While nuclear compartmentalization is an essential feature of three-dimensional genome organization, no genomic method exists for measuring chromosome distances to defined nuclear structures. Here we describe TSA-Seq, a new mapping method able to estimate mean chromosomal distances from nuclear speckles genome-wide and predict several Mbp chromosome trajectories between nuclear compartments without sophisticated computational modeling. Ensemble-averaged results reveal a clear nuclear lamina to speckle axis correlated with a striking spatial gradient in genome activity. This gradient represents a convolution of multiple, spatially separated nuclear domains, including two types of transcription “hot-zones”. Transcription hot-zones protruding furthest into the nuclear interior and positioning deterministically very close to nuclear speckles have higher numbers of total genes, the most highly expressed genes, house-keeping genes, genes with low transcriptional pausing, and super-enhancers.
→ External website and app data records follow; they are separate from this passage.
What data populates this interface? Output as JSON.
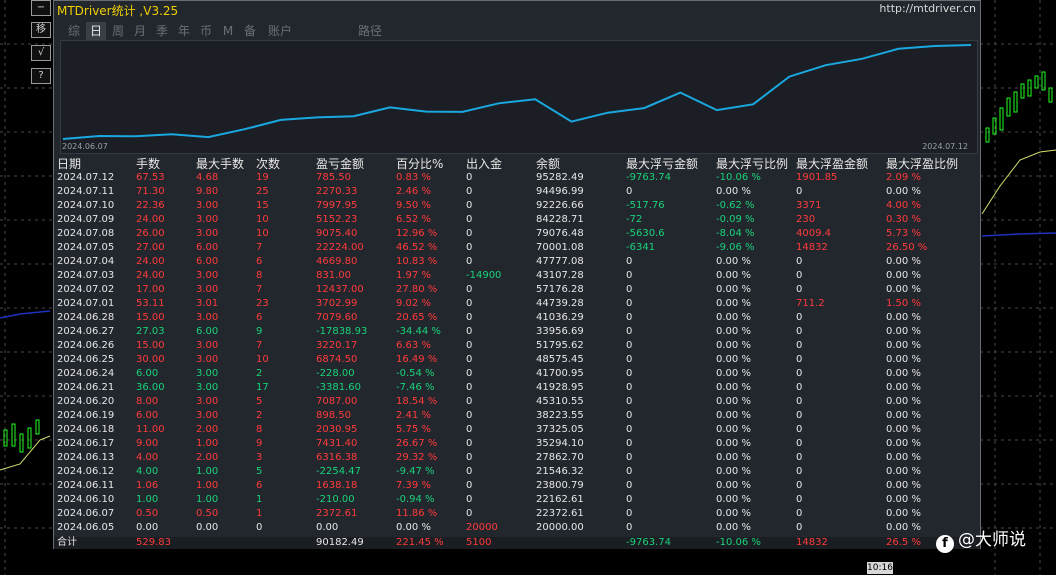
{
  "window": {
    "title": "MTDriver统计 ,V3.25",
    "link": "http://mtdriver.cn"
  },
  "side_buttons": [
    "−",
    "移",
    "√",
    "?"
  ],
  "tabs": [
    "综",
    "日",
    "周",
    "月",
    "季",
    "年",
    "币",
    "M",
    "备",
    "账户",
    "路径"
  ],
  "active_tab": "日",
  "equity_chart": {
    "start_label": "2024.06.07",
    "end_label": "2024.07.12",
    "dates": [
      "2024.06.05",
      "2024.06.07",
      "2024.06.10",
      "2024.06.11",
      "2024.06.12",
      "2024.06.13",
      "2024.06.17",
      "2024.06.18",
      "2024.06.19",
      "2024.06.20",
      "2024.06.21",
      "2024.06.24",
      "2024.06.25",
      "2024.06.26",
      "2024.06.27",
      "2024.06.28",
      "2024.07.01",
      "2024.07.02",
      "2024.07.03",
      "2024.07.04",
      "2024.07.05",
      "2024.07.08",
      "2024.07.09",
      "2024.07.10",
      "2024.07.11",
      "2024.07.12"
    ],
    "balance": [
      20000.0,
      22372.61,
      22162.61,
      23800.79,
      21546.32,
      27862.7,
      35294.1,
      37325.05,
      38223.55,
      45310.55,
      41928.95,
      41700.95,
      48575.45,
      51795.62,
      33956.69,
      41036.29,
      44739.28,
      57176.28,
      43107.28,
      47777.08,
      70001.08,
      79076.48,
      84228.71,
      92226.66,
      94496.99,
      95282.49
    ],
    "line_color": "#1ba8e0"
  },
  "columns": [
    "日期",
    "手数",
    "最大手数",
    "次数",
    "盈亏金额",
    "百分比%",
    "出入金",
    "余额",
    "最大浮亏金额",
    "最大浮亏比例",
    "最大浮盈金额",
    "最大浮盈比例"
  ],
  "rows": [
    [
      "2024.07.12",
      "67.53",
      "4.68",
      "19",
      "785.50",
      "0.83 %",
      "0",
      "95282.49",
      "-9763.74",
      "-10.06 %",
      "1901.85",
      "2.09 %"
    ],
    [
      "2024.07.11",
      "71.30",
      "9.80",
      "25",
      "2270.33",
      "2.46 %",
      "0",
      "94496.99",
      "0",
      "0.00 %",
      "0",
      "0.00 %"
    ],
    [
      "2024.07.10",
      "22.36",
      "3.00",
      "15",
      "7997.95",
      "9.50 %",
      "0",
      "92226.66",
      "-517.76",
      "-0.62 %",
      "3371",
      "4.00 %"
    ],
    [
      "2024.07.09",
      "24.00",
      "3.00",
      "10",
      "5152.23",
      "6.52 %",
      "0",
      "84228.71",
      "-72",
      "-0.09 %",
      "230",
      "0.30 %"
    ],
    [
      "2024.07.08",
      "26.00",
      "3.00",
      "10",
      "9075.40",
      "12.96 %",
      "0",
      "79076.48",
      "-5630.6",
      "-8.04 %",
      "4009.4",
      "5.73 %"
    ],
    [
      "2024.07.05",
      "27.00",
      "6.00",
      "7",
      "22224.00",
      "46.52 %",
      "0",
      "70001.08",
      "-6341",
      "-9.06 %",
      "14832",
      "26.50 %"
    ],
    [
      "2024.07.04",
      "24.00",
      "6.00",
      "6",
      "4669.80",
      "10.83 %",
      "0",
      "47777.08",
      "0",
      "0.00 %",
      "0",
      "0.00 %"
    ],
    [
      "2024.07.03",
      "24.00",
      "3.00",
      "8",
      "831.00",
      "1.97 %",
      "-14900",
      "43107.28",
      "0",
      "0.00 %",
      "0",
      "0.00 %"
    ],
    [
      "2024.07.02",
      "17.00",
      "3.00",
      "7",
      "12437.00",
      "27.80 %",
      "0",
      "57176.28",
      "0",
      "0.00 %",
      "0",
      "0.00 %"
    ],
    [
      "2024.07.01",
      "53.11",
      "3.01",
      "23",
      "3702.99",
      "9.02 %",
      "0",
      "44739.28",
      "0",
      "0.00 %",
      "711.2",
      "1.50 %"
    ],
    [
      "2024.06.28",
      "15.00",
      "3.00",
      "6",
      "7079.60",
      "20.65 %",
      "0",
      "41036.29",
      "0",
      "0.00 %",
      "0",
      "0.00 %"
    ],
    [
      "2024.06.27",
      "27.03",
      "6.00",
      "9",
      "-17838.93",
      "-34.44 %",
      "0",
      "33956.69",
      "0",
      "0.00 %",
      "0",
      "0.00 %"
    ],
    [
      "2024.06.26",
      "15.00",
      "3.00",
      "7",
      "3220.17",
      "6.63 %",
      "0",
      "51795.62",
      "0",
      "0.00 %",
      "0",
      "0.00 %"
    ],
    [
      "2024.06.25",
      "30.00",
      "3.00",
      "10",
      "6874.50",
      "16.49 %",
      "0",
      "48575.45",
      "0",
      "0.00 %",
      "0",
      "0.00 %"
    ],
    [
      "2024.06.24",
      "6.00",
      "3.00",
      "2",
      "-228.00",
      "-0.54 %",
      "0",
      "41700.95",
      "0",
      "0.00 %",
      "0",
      "0.00 %"
    ],
    [
      "2024.06.21",
      "36.00",
      "3.00",
      "17",
      "-3381.60",
      "-7.46 %",
      "0",
      "41928.95",
      "0",
      "0.00 %",
      "0",
      "0.00 %"
    ],
    [
      "2024.06.20",
      "8.00",
      "3.00",
      "5",
      "7087.00",
      "18.54 %",
      "0",
      "45310.55",
      "0",
      "0.00 %",
      "0",
      "0.00 %"
    ],
    [
      "2024.06.19",
      "6.00",
      "3.00",
      "2",
      "898.50",
      "2.41 %",
      "0",
      "38223.55",
      "0",
      "0.00 %",
      "0",
      "0.00 %"
    ],
    [
      "2024.06.18",
      "11.00",
      "2.00",
      "8",
      "2030.95",
      "5.75 %",
      "0",
      "37325.05",
      "0",
      "0.00 %",
      "0",
      "0.00 %"
    ],
    [
      "2024.06.17",
      "9.00",
      "1.00",
      "9",
      "7431.40",
      "26.67 %",
      "0",
      "35294.10",
      "0",
      "0.00 %",
      "0",
      "0.00 %"
    ],
    [
      "2024.06.13",
      "4.00",
      "2.00",
      "3",
      "6316.38",
      "29.32 %",
      "0",
      "27862.70",
      "0",
      "0.00 %",
      "0",
      "0.00 %"
    ],
    [
      "2024.06.12",
      "4.00",
      "1.00",
      "5",
      "-2254.47",
      "-9.47 %",
      "0",
      "21546.32",
      "0",
      "0.00 %",
      "0",
      "0.00 %"
    ],
    [
      "2024.06.11",
      "1.06",
      "1.00",
      "6",
      "1638.18",
      "7.39 %",
      "0",
      "23800.79",
      "0",
      "0.00 %",
      "0",
      "0.00 %"
    ],
    [
      "2024.06.10",
      "1.00",
      "1.00",
      "1",
      "-210.00",
      "-0.94 %",
      "0",
      "22162.61",
      "0",
      "0.00 %",
      "0",
      "0.00 %"
    ],
    [
      "2024.06.07",
      "0.50",
      "0.50",
      "1",
      "2372.61",
      "11.86 %",
      "0",
      "22372.61",
      "0",
      "0.00 %",
      "0",
      "0.00 %"
    ],
    [
      "2024.06.05",
      "0.00",
      "0.00",
      "0",
      "0.00",
      "0.00 %",
      "20000",
      "20000.00",
      "0",
      "0.00 %",
      "0",
      "0.00 %"
    ]
  ],
  "totals": {
    "label": "合计",
    "lots": "529.83",
    "pnl": "90182.49",
    "pct": "221.45 %",
    "deposit": "5100",
    "max_float_loss": "-9763.74",
    "max_float_loss_pct": "-10.06 %",
    "max_float_profit": "14832",
    "max_float_profit_pct": "26.5 %"
  },
  "watermark": "@大师说",
  "clock": "10:16",
  "colors": {
    "profit": "#ff3b3b",
    "loss": "#19d37a",
    "neutral": "#e6e6e6",
    "title": "#f0d000"
  }
}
Our results demonstrate the capability of TSA-Seq for genome-wide mapping of nuclear structure and suggest a new model for the nuclear spatial organization of transcription.
You can find our paper on TSA-seq here.